I'd like to ask companies that have tried this method whether they had any fun, almost like Fermi's paradox in reverse. Did teaching you the DirectX interface addresses you were asking for bring any enjoyment? Most likely, it didn't. Hacking techniques that manipulate interfaces are rather old-fashioned, except for cases like the one I mentioned earlier, where you spend a week learning Visual C++, download the DirectX Hook Toolkit from the game community, and code along with a monthly hack sample. It's quite an old-fashioned technique. Nowadays, even professional hackers hardly use such methods. Of course, if there are hackers who use them, they would probably be considered B-class hackers. And solutions that can block what these B-class hackers manipulate can do so without receiving the interface in the first place. Isn't that why you spend a lot of money to buy and use such solutions? 😄


Why do we use game security products? It's probably to block hacking tools, right? However, recently, during meetings with some game companies, I've noticed that they seem to be using security products not for their intended purpose of blocking hacking tools but rather for consulting with these products. And not just any consulting, but often it's misguided security consulting. Every time I come across this, it really leaves me feeling uncomfortable.

There are thousands of ways to block hacking tools. In my opinion, the ultimate solution is one where neither the game developer nor the operator needs to be concerned at all. The intermediate solution involves the game developer providing information in some way, and the lowest solution is reporting game updates to the security company. Whenever possible, work with companies that opt for the ultimate solution. It benefits both you and the security company's mental well-being. Of course, we also have had experiences in the past where we heavily leaned on the lowest solution while proclaiming, "I am security." The result? A mutual state of confusion. That's when I realized, "Unless it's a situation where there's absolutely no other choice, we should never rely heavily on the lowest solution."

Remember once again. The solution you're using is for blocking hacking tools, not for finding and listing security flaws in the game. Furthermore, it's not a solution for writing hacking tool analysis reports that look plausible or for listing patents. Just choose a solution that will automatically and effectively block those pesky hacking tools. Then you won't need to worry about finding game security flaws, writing hacking tool analysis reports, or listing patents. That's right. As long as you hold the cards, you're the one in control. Now is the time to reclaim your position of power. 😄

Do you know that 'right now' can be omitted? 😄

Do you know that 'right now' can be omitted? 😄

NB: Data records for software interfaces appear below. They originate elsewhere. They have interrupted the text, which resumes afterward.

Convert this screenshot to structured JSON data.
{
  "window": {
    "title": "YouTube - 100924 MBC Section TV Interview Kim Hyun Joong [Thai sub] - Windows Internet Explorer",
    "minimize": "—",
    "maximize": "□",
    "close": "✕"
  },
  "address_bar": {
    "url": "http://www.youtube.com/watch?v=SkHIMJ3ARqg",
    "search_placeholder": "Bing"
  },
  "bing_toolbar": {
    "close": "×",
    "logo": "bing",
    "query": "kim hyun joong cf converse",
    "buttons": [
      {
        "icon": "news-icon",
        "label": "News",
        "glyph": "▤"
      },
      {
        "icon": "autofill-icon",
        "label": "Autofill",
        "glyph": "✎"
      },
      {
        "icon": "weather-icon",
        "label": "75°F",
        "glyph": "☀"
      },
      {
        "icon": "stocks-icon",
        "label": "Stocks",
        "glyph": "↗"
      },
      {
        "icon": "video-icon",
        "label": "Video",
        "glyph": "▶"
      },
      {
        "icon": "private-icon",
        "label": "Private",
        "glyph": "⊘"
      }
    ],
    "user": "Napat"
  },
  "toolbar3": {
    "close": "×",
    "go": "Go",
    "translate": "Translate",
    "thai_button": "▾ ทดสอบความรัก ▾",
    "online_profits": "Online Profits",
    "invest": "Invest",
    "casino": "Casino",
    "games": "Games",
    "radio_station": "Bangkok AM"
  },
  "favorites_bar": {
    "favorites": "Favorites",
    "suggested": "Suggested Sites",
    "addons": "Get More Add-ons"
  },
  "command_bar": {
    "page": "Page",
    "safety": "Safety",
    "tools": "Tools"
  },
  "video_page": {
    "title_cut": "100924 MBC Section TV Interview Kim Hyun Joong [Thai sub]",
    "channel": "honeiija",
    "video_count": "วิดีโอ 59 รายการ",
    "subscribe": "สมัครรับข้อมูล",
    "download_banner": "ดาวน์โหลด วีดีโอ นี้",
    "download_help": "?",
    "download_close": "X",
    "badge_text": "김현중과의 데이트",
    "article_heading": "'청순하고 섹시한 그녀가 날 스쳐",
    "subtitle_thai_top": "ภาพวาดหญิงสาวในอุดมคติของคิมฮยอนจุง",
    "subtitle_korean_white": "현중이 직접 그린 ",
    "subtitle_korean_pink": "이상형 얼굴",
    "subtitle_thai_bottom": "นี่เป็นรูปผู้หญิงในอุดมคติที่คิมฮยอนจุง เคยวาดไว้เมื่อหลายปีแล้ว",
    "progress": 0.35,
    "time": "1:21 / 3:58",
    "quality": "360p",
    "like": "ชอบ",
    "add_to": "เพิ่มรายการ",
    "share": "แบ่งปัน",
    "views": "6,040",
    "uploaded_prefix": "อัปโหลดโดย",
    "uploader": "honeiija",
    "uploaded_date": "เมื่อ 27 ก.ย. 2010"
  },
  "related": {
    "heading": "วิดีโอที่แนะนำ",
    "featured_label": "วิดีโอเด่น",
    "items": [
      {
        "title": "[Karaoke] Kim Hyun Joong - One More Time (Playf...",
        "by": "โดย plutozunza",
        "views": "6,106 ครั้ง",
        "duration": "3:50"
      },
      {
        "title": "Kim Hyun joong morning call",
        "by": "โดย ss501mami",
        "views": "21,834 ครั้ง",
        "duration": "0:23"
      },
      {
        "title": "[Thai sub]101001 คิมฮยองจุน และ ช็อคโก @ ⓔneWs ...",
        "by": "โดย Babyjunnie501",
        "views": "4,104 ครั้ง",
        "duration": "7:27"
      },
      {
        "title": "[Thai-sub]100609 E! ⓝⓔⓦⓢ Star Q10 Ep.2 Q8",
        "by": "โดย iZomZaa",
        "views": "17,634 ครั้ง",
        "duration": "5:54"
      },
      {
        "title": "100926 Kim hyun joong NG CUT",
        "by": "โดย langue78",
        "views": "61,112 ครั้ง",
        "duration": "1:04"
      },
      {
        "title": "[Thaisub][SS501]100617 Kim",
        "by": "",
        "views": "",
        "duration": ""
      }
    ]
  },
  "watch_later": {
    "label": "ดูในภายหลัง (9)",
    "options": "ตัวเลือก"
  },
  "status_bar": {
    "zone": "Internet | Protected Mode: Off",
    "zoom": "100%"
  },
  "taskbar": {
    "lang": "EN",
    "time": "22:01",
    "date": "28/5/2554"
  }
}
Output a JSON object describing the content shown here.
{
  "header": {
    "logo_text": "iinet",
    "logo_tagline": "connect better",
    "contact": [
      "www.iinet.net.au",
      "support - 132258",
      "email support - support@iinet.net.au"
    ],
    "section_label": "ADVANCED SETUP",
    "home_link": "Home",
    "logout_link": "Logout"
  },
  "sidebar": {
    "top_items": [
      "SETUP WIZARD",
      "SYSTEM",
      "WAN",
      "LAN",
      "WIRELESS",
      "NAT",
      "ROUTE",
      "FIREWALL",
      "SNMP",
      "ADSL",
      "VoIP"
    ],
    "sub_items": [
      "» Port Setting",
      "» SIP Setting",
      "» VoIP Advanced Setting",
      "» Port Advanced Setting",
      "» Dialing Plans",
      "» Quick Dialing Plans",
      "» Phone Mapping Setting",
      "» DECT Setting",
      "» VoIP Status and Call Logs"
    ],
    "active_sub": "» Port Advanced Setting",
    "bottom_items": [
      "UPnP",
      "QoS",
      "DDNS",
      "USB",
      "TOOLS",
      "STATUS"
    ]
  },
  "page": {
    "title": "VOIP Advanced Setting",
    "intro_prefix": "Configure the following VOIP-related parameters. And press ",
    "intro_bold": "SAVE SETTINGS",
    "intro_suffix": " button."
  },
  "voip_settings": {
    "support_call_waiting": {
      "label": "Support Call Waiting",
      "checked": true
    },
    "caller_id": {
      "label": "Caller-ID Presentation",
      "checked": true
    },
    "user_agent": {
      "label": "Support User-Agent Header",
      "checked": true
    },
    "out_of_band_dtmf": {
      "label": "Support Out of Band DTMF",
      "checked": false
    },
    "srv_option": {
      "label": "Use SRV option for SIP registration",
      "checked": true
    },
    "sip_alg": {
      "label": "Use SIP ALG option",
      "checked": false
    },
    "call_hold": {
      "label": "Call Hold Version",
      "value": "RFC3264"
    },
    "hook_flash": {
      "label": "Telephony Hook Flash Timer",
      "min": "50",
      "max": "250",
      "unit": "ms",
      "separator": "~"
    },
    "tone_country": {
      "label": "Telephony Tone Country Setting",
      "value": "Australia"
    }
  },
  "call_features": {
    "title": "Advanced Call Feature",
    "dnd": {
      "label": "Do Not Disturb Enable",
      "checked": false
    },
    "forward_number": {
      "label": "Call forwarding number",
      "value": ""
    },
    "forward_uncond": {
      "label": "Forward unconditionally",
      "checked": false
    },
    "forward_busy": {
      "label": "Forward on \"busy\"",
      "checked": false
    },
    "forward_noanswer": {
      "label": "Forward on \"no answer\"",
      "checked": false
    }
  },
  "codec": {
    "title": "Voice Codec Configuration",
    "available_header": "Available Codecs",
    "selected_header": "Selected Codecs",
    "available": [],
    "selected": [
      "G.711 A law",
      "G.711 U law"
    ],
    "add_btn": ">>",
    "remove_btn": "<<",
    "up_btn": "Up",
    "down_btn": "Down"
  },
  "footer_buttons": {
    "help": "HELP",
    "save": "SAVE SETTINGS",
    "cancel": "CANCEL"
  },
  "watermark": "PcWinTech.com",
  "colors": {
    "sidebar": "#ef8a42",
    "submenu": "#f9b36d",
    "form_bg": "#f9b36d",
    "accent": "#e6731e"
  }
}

Looking back, there were good days and bad days. I record all of my little everyday experiences and learnings here. Everything written here is from my personal perspective and opinion, and it has absolutely nothing to do with the organization I am a part of.
(C) 2001 YoungJin Shin, 0일째 운영 중